WHAT IS BEING ASKED -
What lines of the data below hold the string "true"? Copy each one out.

Start of EXERCISE DATA

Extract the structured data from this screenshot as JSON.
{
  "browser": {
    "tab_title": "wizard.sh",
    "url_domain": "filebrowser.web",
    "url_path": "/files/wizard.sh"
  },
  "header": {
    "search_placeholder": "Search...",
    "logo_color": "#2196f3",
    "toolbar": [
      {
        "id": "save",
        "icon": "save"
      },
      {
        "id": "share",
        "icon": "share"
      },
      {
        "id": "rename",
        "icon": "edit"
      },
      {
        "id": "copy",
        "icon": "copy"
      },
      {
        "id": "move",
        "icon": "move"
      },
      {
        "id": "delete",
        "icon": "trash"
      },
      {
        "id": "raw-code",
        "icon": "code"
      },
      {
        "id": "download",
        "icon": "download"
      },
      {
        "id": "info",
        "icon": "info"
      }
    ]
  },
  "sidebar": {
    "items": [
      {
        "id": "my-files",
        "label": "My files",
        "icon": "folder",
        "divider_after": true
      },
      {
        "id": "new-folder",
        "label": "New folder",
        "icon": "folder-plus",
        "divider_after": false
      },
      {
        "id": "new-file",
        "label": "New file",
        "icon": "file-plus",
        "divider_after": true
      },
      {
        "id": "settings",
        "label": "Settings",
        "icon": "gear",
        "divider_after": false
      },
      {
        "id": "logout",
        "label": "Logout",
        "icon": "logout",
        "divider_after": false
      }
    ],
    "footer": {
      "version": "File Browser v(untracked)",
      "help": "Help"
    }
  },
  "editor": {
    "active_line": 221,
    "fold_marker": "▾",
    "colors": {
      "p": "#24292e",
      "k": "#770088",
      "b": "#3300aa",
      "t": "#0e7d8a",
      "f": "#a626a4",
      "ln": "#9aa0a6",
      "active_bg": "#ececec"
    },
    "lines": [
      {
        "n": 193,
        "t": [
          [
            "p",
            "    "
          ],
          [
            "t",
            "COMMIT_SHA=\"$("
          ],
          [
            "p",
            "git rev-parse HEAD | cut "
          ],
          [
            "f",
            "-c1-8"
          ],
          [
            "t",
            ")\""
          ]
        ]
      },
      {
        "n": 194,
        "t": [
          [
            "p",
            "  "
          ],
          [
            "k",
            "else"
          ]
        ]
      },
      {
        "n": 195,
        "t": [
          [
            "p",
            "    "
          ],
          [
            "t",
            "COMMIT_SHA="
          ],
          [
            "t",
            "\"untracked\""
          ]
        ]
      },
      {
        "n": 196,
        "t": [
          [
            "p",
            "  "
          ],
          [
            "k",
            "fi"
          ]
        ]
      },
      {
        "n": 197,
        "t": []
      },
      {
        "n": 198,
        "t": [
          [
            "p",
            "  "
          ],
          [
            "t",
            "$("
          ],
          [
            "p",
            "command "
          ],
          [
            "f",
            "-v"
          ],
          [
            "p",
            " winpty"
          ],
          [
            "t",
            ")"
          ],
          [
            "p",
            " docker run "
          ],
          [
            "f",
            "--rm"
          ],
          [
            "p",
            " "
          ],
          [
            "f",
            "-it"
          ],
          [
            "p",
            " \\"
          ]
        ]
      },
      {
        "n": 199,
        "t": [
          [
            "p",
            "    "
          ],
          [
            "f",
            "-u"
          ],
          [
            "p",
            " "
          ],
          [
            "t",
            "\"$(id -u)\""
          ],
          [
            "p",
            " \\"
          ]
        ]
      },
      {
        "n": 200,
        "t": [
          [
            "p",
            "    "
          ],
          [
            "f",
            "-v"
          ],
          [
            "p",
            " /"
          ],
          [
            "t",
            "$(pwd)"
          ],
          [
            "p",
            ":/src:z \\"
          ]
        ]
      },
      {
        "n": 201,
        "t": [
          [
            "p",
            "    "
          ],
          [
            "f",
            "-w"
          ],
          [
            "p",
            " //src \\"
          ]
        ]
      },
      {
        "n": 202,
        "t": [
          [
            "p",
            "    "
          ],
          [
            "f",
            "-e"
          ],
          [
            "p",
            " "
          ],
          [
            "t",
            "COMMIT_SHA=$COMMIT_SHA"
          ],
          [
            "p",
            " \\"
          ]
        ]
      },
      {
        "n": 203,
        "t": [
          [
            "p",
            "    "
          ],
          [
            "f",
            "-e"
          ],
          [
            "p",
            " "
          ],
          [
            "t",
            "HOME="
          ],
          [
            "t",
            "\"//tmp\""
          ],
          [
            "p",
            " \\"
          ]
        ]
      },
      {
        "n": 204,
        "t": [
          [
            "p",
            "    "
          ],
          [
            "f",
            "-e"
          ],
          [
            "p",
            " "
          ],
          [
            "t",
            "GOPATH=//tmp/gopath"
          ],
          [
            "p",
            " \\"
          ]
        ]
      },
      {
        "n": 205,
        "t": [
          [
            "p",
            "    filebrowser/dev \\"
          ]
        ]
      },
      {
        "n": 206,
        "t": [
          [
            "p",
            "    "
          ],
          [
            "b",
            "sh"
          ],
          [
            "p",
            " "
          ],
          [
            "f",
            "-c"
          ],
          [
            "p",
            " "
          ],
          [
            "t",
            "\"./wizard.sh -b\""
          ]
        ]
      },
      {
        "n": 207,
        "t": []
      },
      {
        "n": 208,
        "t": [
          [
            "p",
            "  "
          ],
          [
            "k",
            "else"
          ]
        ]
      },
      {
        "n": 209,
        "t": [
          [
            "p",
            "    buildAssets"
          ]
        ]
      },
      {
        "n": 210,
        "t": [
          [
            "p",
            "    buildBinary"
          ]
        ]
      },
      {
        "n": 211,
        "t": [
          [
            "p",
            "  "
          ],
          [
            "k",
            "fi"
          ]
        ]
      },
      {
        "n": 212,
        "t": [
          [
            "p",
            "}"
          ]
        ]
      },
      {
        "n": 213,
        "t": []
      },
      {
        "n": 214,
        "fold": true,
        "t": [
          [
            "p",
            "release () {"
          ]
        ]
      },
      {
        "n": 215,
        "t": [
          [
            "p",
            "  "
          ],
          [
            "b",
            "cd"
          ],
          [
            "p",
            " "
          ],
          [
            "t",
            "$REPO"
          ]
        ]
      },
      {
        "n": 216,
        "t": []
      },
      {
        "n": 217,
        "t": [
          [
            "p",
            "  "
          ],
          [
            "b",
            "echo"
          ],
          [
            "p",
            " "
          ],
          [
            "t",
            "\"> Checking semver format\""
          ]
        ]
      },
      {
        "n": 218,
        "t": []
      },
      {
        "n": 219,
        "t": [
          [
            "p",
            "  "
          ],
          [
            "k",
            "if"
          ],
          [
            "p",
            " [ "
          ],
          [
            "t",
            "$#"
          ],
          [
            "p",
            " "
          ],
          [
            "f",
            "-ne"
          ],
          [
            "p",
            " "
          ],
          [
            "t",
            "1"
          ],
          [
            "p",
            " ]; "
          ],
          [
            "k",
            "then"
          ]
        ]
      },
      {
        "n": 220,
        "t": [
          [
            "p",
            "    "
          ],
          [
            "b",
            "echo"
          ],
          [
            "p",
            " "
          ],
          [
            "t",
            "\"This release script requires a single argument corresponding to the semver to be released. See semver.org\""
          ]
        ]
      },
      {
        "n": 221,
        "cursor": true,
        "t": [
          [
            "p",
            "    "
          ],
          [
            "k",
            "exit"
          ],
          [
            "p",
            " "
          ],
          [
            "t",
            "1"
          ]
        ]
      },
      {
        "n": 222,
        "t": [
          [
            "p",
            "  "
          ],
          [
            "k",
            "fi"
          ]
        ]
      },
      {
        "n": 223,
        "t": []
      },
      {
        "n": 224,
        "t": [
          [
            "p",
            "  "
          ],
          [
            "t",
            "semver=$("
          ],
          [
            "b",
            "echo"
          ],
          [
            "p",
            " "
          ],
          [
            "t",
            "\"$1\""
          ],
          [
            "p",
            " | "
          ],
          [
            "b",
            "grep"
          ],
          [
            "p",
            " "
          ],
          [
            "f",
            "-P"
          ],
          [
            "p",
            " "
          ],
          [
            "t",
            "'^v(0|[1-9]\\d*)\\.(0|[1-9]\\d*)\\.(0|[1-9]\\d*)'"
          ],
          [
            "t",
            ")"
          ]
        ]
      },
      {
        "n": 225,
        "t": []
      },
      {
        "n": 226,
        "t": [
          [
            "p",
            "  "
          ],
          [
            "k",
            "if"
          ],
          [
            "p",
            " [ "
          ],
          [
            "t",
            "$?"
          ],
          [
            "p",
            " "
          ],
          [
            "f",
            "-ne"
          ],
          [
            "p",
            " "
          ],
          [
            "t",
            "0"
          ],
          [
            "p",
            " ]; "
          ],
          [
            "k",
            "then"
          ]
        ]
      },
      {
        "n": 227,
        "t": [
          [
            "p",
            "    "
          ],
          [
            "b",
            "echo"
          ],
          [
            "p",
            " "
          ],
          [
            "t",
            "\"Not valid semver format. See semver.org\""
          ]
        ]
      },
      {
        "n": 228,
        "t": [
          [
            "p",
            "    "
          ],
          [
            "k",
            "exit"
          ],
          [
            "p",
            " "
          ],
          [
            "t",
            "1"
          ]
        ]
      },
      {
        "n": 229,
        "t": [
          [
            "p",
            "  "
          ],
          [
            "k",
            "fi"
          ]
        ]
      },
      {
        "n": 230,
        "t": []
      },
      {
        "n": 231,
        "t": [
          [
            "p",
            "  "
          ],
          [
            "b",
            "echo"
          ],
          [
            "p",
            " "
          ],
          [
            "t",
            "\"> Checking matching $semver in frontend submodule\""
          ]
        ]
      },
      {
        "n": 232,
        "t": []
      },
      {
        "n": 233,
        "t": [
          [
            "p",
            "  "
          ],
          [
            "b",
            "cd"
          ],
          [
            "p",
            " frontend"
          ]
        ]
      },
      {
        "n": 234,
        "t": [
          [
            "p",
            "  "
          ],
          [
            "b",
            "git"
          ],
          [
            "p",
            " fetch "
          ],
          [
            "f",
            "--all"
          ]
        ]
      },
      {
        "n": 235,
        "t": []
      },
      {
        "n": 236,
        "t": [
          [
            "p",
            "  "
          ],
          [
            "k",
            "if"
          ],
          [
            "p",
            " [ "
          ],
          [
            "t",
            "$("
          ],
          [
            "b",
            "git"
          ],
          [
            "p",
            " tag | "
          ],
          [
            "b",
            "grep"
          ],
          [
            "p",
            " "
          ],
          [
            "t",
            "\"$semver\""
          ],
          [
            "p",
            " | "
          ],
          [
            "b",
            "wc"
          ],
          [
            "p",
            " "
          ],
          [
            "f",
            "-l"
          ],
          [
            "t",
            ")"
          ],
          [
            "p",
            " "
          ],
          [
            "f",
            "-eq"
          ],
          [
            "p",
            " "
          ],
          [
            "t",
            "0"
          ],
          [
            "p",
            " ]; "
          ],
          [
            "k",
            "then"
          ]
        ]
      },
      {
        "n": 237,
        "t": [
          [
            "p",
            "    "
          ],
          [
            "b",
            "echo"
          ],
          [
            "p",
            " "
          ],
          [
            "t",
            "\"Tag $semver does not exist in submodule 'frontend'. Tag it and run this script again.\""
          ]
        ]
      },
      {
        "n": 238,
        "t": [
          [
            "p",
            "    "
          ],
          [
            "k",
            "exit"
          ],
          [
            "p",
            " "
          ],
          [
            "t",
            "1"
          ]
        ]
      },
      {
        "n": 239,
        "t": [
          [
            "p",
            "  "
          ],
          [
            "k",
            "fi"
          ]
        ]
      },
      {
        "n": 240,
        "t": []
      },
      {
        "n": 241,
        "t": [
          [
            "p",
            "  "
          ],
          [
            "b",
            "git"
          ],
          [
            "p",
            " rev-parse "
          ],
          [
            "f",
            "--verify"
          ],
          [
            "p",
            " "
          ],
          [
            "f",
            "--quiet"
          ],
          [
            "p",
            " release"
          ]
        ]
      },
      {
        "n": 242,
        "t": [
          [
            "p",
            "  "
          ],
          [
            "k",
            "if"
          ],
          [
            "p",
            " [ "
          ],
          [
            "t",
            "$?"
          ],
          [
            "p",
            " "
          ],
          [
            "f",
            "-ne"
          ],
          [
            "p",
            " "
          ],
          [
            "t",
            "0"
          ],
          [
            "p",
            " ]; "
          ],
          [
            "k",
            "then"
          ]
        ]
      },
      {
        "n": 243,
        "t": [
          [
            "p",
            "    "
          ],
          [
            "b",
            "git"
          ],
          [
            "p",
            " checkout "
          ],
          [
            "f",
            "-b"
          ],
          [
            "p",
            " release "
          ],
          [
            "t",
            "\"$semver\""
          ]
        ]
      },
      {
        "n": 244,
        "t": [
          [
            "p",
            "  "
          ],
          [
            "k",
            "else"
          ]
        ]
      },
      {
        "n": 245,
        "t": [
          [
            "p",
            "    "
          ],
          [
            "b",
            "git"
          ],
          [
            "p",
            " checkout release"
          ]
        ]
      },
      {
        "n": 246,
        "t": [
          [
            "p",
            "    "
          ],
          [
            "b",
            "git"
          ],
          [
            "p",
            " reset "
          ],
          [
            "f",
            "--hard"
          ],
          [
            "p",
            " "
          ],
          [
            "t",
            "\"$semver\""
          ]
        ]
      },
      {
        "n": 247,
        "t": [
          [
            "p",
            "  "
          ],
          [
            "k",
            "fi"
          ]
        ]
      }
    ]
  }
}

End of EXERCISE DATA

RESULT -
        "divider_after": true
        "divider_after": true
        "fold": true,
        "cursor": true,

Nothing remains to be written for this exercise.